The Art of Museum Exhibitions: How Story and Imagination Create Aesthetic Experiences by Leslie Bedford
We somewhat jokingly have “Theory Thursday” in my department when my boss and I have our philosophical discussions about museum theory. I also try to read a couple of museum books a year both to stay current in my field and also to pull new ideas into my Introduction to Museum Studies class. I had a hard time getting interested in Bedford’s book, but the last chapter made the philosophical underpinnings of the other chapters worthwhile. Basically she suggests that exhibitions are both education and art, and visitors will re-imagine the story line in a way that resonates with them. Therefore, using exhibitions as aesthetic experiences is not about being didactic, it is about facilitating.
Jonathan Strange & Mr. Norrell by Susanna Clarke
This behemoth of a novel is about the long tradition of English magic, the Napoleonic Wars, personality clashes and a really misguided and vindictive fairy. It took me about a hundred pages to get into the story because Clarke had to lay a lot of groundwork for her alternative history/fantasy to work. Once I made it that far in, though, I was thoroughly hooked. I highly recommend this novel to anyone who is a fan of thoughtful fantasy.
Walking on Air: The Aerial Adventures of Phoebe Omlie by Janann Sherman
Dr. Sherman’s work on Phoebe Omlie, an aviation pioneer and adoptive Memphian, is astounding. In her afterword, Dr. Sherman lays out just how much investigative research went into piecing together Phoebe’s remarkable life. I would guess that almost everyone knows about Amelia Earhart while very few remember her contemporary female fliers. I happened upon a newspaper article from 1936 that said Phoebe helped organize an exhibit at the Pink Palace about herself and her late husband Vernon, which is what got me down the path of learning more about her and figuring out how we can include part of her story in our new exhibits. This book is a well-researched biography that places Phoebe Omlie and the history of female aviators in a national context.
Pretties by Scott Westerfield
Pretties is the sequel to Uglies, the YA dystopian novel I read last month. It was an equally entertaining and fast read.
Fangirl by Rainbow Rowell

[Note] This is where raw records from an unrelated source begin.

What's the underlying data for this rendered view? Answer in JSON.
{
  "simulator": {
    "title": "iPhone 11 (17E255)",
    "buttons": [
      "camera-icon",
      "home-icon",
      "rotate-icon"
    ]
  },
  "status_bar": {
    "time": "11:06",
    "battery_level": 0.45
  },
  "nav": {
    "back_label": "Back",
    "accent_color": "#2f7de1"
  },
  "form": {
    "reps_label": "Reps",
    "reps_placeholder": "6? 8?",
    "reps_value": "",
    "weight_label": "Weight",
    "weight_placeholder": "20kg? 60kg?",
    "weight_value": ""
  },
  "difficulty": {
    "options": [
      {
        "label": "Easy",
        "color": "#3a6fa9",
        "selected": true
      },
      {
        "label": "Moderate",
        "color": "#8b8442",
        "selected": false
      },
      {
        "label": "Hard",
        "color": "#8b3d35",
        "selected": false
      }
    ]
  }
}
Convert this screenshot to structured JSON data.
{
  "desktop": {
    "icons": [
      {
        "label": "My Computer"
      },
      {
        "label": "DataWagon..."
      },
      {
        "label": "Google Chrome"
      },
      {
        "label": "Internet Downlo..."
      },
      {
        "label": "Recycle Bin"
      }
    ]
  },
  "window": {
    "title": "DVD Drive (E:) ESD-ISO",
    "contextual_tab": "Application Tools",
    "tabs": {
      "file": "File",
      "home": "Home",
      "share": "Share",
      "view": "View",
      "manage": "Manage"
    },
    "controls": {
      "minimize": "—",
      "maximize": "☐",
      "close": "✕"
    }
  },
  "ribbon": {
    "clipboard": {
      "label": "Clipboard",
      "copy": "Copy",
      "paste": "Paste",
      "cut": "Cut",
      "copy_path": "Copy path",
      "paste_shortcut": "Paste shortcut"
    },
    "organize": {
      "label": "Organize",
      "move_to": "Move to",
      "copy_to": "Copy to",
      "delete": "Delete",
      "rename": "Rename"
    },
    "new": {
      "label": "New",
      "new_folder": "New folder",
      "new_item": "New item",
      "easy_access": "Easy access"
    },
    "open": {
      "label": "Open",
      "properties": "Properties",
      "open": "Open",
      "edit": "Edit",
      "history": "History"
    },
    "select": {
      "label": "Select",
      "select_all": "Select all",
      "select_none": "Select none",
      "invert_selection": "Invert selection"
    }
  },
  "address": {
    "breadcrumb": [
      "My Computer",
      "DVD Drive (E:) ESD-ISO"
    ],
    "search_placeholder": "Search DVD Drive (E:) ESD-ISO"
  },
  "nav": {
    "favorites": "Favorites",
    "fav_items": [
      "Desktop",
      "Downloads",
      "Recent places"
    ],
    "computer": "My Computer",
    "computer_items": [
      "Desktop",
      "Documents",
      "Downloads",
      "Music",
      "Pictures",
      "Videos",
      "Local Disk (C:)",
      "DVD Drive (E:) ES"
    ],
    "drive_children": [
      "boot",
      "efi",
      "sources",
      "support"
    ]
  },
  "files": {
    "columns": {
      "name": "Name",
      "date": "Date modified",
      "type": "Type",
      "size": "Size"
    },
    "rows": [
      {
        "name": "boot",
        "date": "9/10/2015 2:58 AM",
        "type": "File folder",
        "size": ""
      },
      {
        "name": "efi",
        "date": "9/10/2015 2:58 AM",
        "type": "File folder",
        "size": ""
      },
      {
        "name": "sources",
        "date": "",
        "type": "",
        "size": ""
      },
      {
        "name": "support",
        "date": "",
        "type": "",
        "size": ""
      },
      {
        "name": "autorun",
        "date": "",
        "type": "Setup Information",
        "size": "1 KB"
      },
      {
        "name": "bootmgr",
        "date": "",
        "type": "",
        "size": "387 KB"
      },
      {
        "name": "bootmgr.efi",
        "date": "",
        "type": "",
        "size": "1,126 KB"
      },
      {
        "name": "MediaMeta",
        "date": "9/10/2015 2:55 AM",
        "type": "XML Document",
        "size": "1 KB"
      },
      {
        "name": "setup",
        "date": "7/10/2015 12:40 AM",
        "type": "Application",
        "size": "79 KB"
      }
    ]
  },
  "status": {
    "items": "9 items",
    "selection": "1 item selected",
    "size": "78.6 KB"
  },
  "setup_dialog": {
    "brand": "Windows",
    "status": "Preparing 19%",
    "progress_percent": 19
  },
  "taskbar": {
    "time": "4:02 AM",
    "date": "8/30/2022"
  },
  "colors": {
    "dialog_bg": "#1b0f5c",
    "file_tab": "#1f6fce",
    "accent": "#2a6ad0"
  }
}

Rainbow Rowell has the wonderful ability to capture what a period of growing up feels like in a way that makes me remember being there myself. I am a giant nerd who found my people, and I know the relief that comes from knowing that you can be exactly who you are and be loved for that. This novel is a quick read that made me momentarily nostalgic for Harry Potter book release parties.
Kate Atkinson is one of my favorite contemporary authors. This book is a companion novel to Life After Life, a work I keep mentally revisiting because of the way Atkinson treats time. A God in the Ruins follows Teddy, the brother of the main character in Life After Life. This novel also plays with time, treating it as a fluid that can flow in more than one direction. So while it is not completely accurate to say that it is set during World War II, a lot of the defining moments are. I cried at the end, and not just because I’m pregnant. If you like well-written books that play with literary conventions, read Atkinson. You won’t be disappointed.
Summer Sisters by Judy Blume
I had never read Judy Blume before this book, which just seems wrong. I wanted to read some good fiction as a break from some dense non-fiction, and I figured it was as good a time as any to see what all the fuss is about. Summer Sisters was the only one of her books that was available on the library’s e-book lending site. It was fun and fast. I’m looking forward to reading more of her oeuvre.
The Life Changing Magic of Tidying Up by Marie Kondo
A couple of bloggers whom I follow talked glowingly about Kondo’s book. I’ve tried for a few years now to live a consciously well-edited life. My basic philosophy is to get rid of things that I don’t need and think hard about what I buy. Kondo reinforced some of my habits and provided some good tools for organizing what I chose to keep. I like her idea of deciding to keep things that spark joy and let the rest go. However, I don’t share her Shinto beliefs so the parts about animism didn’t resonate.
The Red Queen by Philippa Gregory
Some good historical fiction about the backstabbing, self-serving Plantagenets and the War of the Roses.
Uglies by Scott Westerfeld
It was nice to read a dystopian young adult novel that isn’t cut from the same cloth as Hunger Games (because it was written earlier). In this version of the future everybody is made “pretty” when they turn 16, which comes with consequences that they don’t realize. It had everything I like in my young adult fantasy novels–likable characters, a strong female lead, logical consequences and a premise that I am willing to suspend my disbelief for. I’m looking forward to reading the rest of the series when it’s my turn at the library.